┌──

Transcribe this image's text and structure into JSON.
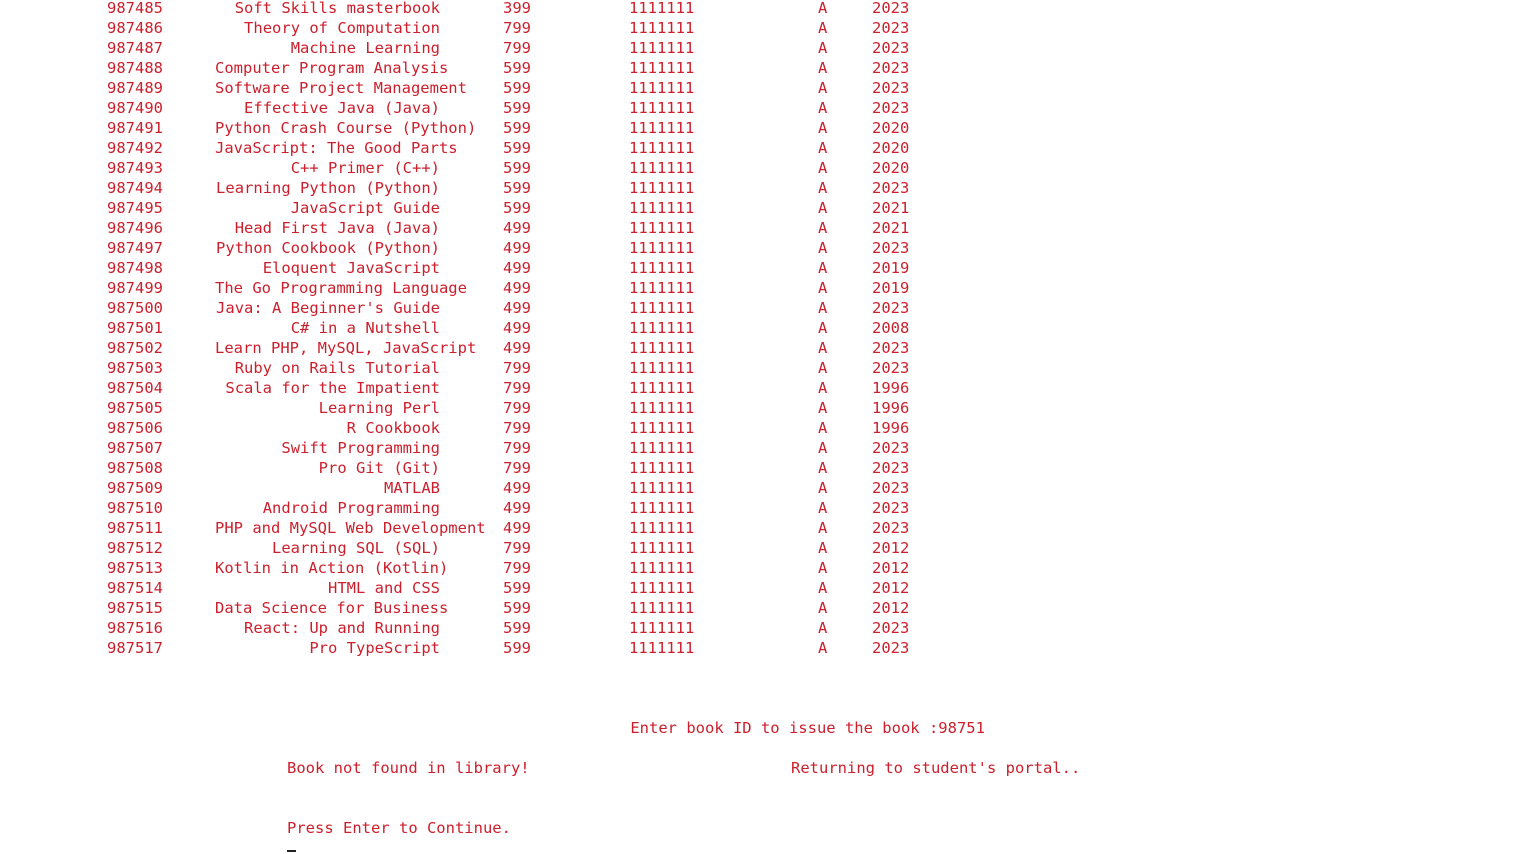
{
  "books": [
    {
      "id": "987485",
      "title": "Soft Skills masterbook",
      "price": "399",
      "copies": "1111111",
      "status": "A",
      "year": "2023"
    },
    {
      "id": "987486",
      "title": "Theory of Computation",
      "price": "799",
      "copies": "1111111",
      "status": "A",
      "year": "2023"
    },
    {
      "id": "987487",
      "title": "Machine Learning",
      "price": "799",
      "copies": "1111111",
      "status": "A",
      "year": "2023"
    },
    {
      "id": "987488",
      "title": "Computer Program Analysis",
      "price": "599",
      "copies": "1111111",
      "status": "A",
      "year": "2023"
    },
    {
      "id": "987489",
      "title": "Software Project Management",
      "price": "599",
      "copies": "1111111",
      "status": "A",
      "year": "2023"
    },
    {
      "id": "987490",
      "title": "Effective Java (Java)",
      "price": "599",
      "copies": "1111111",
      "status": "A",
      "year": "2023"
    },
    {
      "id": "987491",
      "title": "Python Crash Course (Python)",
      "price": "599",
      "copies": "1111111",
      "status": "A",
      "year": "2020"
    },
    {
      "id": "987492",
      "title": "JavaScript: The Good Parts",
      "price": "599",
      "copies": "1111111",
      "status": "A",
      "year": "2020"
    },
    {
      "id": "987493",
      "title": "C++ Primer (C++)",
      "price": "599",
      "copies": "1111111",
      "status": "A",
      "year": "2020"
    },
    {
      "id": "987494",
      "title": "Learning Python (Python)",
      "price": "599",
      "copies": "1111111",
      "status": "A",
      "year": "2023"
    },
    {
      "id": "987495",
      "title": "JavaScript Guide",
      "price": "599",
      "copies": "1111111",
      "status": "A",
      "year": "2021"
    },
    {
      "id": "987496",
      "title": "Head First Java (Java)",
      "price": "499",
      "copies": "1111111",
      "status": "A",
      "year": "2021"
    },
    {
      "id": "987497",
      "title": "Python Cookbook (Python)",
      "price": "499",
      "copies": "1111111",
      "status": "A",
      "year": "2023"
    },
    {
      "id": "987498",
      "title": "Eloquent JavaScript",
      "price": "499",
      "copies": "1111111",
      "status": "A",
      "year": "2019"
    },
    {
      "id": "987499",
      "title": "The Go Programming Language",
      "price": "499",
      "copies": "1111111",
      "status": "A",
      "year": "2019"
    },
    {
      "id": "987500",
      "title": "Java: A Beginner's Guide",
      "price": "499",
      "copies": "1111111",
      "status": "A",
      "year": "2023"
    },
    {
      "id": "987501",
      "title": "C# in a Nutshell",
      "price": "499",
      "copies": "1111111",
      "status": "A",
      "year": "2008"
    },
    {
      "id": "987502",
      "title": "Learn PHP, MySQL, JavaScript",
      "price": "499",
      "copies": "1111111",
      "status": "A",
      "year": "2023"
    },
    {
      "id": "987503",
      "title": "Ruby on Rails Tutorial",
      "price": "799",
      "copies": "1111111",
      "status": "A",
      "year": "2023"
    },
    {
      "id": "987504",
      "title": "Scala for the Impatient",
      "price": "799",
      "copies": "1111111",
      "status": "A",
      "year": "1996"
    },
    {
      "id": "987505",
      "title": "Learning Perl",
      "price": "799",
      "copies": "1111111",
      "status": "A",
      "year": "1996"
    },
    {
      "id": "987506",
      "title": "R Cookbook",
      "price": "799",
      "copies": "1111111",
      "status": "A",
      "year": "1996"
    },
    {
      "id": "987507",
      "title": "Swift Programming",
      "price": "799",
      "copies": "1111111",
      "status": "A",
      "year": "2023"
    },
    {
      "id": "987508",
      "title": "Pro Git (Git)",
      "price": "799",
      "copies": "1111111",
      "status": "A",
      "year": "2023"
    },
    {
      "id": "987509",
      "title": "MATLAB",
      "price": "499",
      "copies": "1111111",
      "status": "A",
      "year": "2023"
    },
    {
      "id": "987510",
      "title": "Android Programming",
      "price": "499",
      "copies": "1111111",
      "status": "A",
      "year": "2023"
    },
    {
      "id": "987511",
      "title": "PHP and MySQL Web Development",
      "price": "499",
      "copies": "1111111",
      "status": "A",
      "year": "2023"
    },
    {
      "id": "987512",
      "title": "Learning SQL (SQL)",
      "price": "799",
      "copies": "1111111",
      "status": "A",
      "year": "2012"
    },
    {
      "id": "987513",
      "title": "Kotlin in Action (Kotlin)",
      "price": "799",
      "copies": "1111111",
      "status": "A",
      "year": "2012"
    },
    {
      "id": "987514",
      "title": "HTML and CSS",
      "price": "599",
      "copies": "1111111",
      "status": "A",
      "year": "2012"
    },
    {
      "id": "987515",
      "title": "Data Science for Business",
      "price": "599",
      "copies": "1111111",
      "status": "A",
      "year": "2012"
    },
    {
      "id": "987516",
      "title": "React: Up and Running",
      "price": "599",
      "copies": "1111111",
      "status": "A",
      "year": "2023"
    },
    {
      "id": "987517",
      "title": "Pro TypeScript",
      "price": "599",
      "copies": "1111111",
      "status": "A",
      "year": "2023"
    }
  ],
  "prompt": {
    "label": "Enter book ID to issue the book :",
    "value": "98751"
  },
  "messages": {
    "not_found": "Book not found in library!",
    "returning": "Returning to student's portal..",
    "continue": "Press Enter to Continue."
  },
  "colors": {
    "text": "#cc1f2c",
    "background": "#ffffff"
  }
}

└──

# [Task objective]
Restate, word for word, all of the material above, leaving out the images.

# [Reply to the task]
Transcribe this image's text and structure into JSON.
{
  "books": [
    {
      "id": "987485",
      "title": "Soft Skills masterbook",
      "price": "399",
      "copies": "1111111",
      "status": "A",
      "year": "2023"
    },
    {
      "id": "987486",
      "title": "Theory of Computation",
      "price": "799",
      "copies": "1111111",
      "status": "A",
      "year": "2023"
    },
    {
      "id": "987487",
      "title": "Machine Learning",
      "price": "799",
      "copies": "1111111",
      "status": "A",
      "year": "2023"
    },
    {
      "id": "987488",
      "title": "Computer Program Analysis",
      "price": "599",
      "copies": "1111111",
      "status": "A",
      "year": "2023"
    },
    {
      "id": "987489",
      "title": "Software Project Management",
      "price": "599",
      "copies": "1111111",
      "status": "A",
      "year": "2023"
    },
    {
      "id": "987490",
      "title": "Effective Java (Java)",
      "price": "599",
      "copies": "1111111",
      "status": "A",
      "year": "2023"
    },
    {
      "id": "987491",
      "title": "Python Crash Course (Python)",
      "price": "599",
      "copies": "1111111",
      "status": "A",
      "year": "2020"
    },
    {
      "id": "987492",
      "title": "JavaScript: The Good Parts",
      "price": "599",
      "copies": "1111111",
      "status": "A",
      "year": "2020"
    },
    {
      "id": "987493",
      "title": "C++ Primer (C++)",
      "price": "599",
      "copies": "1111111",
      "status": "A",
      "year": "2020"
    },
    {
      "id": "987494",
      "title": "Learning Python (Python)",
      "price": "599",
      "copies": "1111111",
      "status": "A",
      "year": "2023"
    },
    {
      "id": "987495",
      "title": "JavaScript Guide",
      "price": "599",
      "copies": "1111111",
      "status": "A",
      "year": "2021"
    },
    {
      "id": "987496",
      "title": "Head First Java (Java)",
      "price": "499",
      "copies": "1111111",
      "status": "A",
      "year": "2021"
    },
    {
      "id": "987497",
      "title": "Python Cookbook (Python)",
      "price": "499",
      "copies": "1111111",
      "status": "A",
      "year": "2023"
    },
    {
      "id": "987498",
      "title": "Eloquent JavaScript",
      "price": "499",
      "copies": "1111111",
      "status": "A",
      "year": "2019"
    },
    {
      "id": "987499",
      "title": "The Go Programming Language",
      "price": "499",
      "copies": "1111111",
      "status": "A",
      "year": "2019"
    },
    {
      "id": "987500",
      "title": "Java: A Beginner's Guide",
      "price": "499",
      "copies": "1111111",
      "status": "A",
      "year": "2023"
    },
    {
      "id": "987501",
      "title": "C# in a Nutshell",
      "price": "499",
      "copies": "1111111",
      "status": "A",
      "year": "2008"
    },
    {
      "id": "987502",
      "title": "Learn PHP, MySQL, JavaScript",
      "price": "499",
      "copies": "1111111",
      "status": "A",
      "year": "2023"
    },
    {
      "id": "987503",
      "title": "Ruby on Rails Tutorial",
      "price": "799",
      "copies": "1111111",
      "status": "A",
      "year": "2023"
    },
    {
      "id": "987504",
      "title": "Scala for the Impatient",
      "price": "799",
      "copies": "1111111",
      "status": "A",
      "year": "1996"
    },
    {
      "id": "987505",
      "title": "Learning Perl",
      "price": "799",
      "copies": "1111111",
      "status": "A",
      "year": "1996"
    },
    {
      "id": "987506",
      "title": "R Cookbook",
      "price": "799",
      "copies": "1111111",
      "status": "A",
      "year": "1996"
    },
    {
      "id": "987507",
      "title": "Swift Programming",
      "price": "799",
      "copies": "1111111",
      "status": "A",
      "year": "2023"
    },
    {
      "id": "987508",
      "title": "Pro Git (Git)",
      "price": "799",
      "copies": "1111111",
      "status": "A",
      "year": "2023"
    },
    {
      "id": "987509",
      "title": "MATLAB",
      "price": "499",
      "copies": "1111111",
      "status": "A",
      "year": "2023"
    },
    {
      "id": "987510",
      "title": "Android Programming",
      "price": "499",
      "copies": "1111111",
      "status": "A",
      "year": "2023"
    },
    {
      "id": "987511",
      "title": "PHP and MySQL Web Development",
      "price": "499",
      "copies": "1111111",
      "status": "A",
      "year": "2023"
    },
    {
      "id": "987512",
      "title": "Learning SQL (SQL)",
      "price": "799",
      "copies": "1111111",
      "status": "A",
      "year": "2012"
    },
    {
      "id": "987513",
      "title": "Kotlin in Action (Kotlin)",
      "price": "799",
      "copies": "1111111",
      "status": "A",
      "year": "2012"
    },
    {
      "id": "987514",
      "title": "HTML and CSS",
      "price": "599",
      "copies": "1111111",
      "status": "A",
      "year": "2012"
    },
    {
      "id": "987515",
      "title": "Data Science for Business",
      "price": "599",
      "copies": "1111111",
      "status": "A",
      "year": "2012"
    },
    {
      "id": "987516",
      "title": "React: Up and Running",
      "price": "599",
      "copies": "1111111",
      "status": "A",
      "year": "2023"
    },
    {
      "id": "987517",
      "title": "Pro TypeScript",
      "price": "599",
      "copies": "1111111",
      "status": "A",
      "year": "2023"
    }
  ],
  "prompt": {
    "label": "Enter book ID to issue the book :",
    "value": "98751"
  },
  "messages": {
    "not_found": "Book not found in library!",
    "returning": "Returning to student's portal..",
    "continue": "Press Enter to Continue."
  },
  "colors": {
    "text": "#cc1f2c",
    "background": "#ffffff"
  }
}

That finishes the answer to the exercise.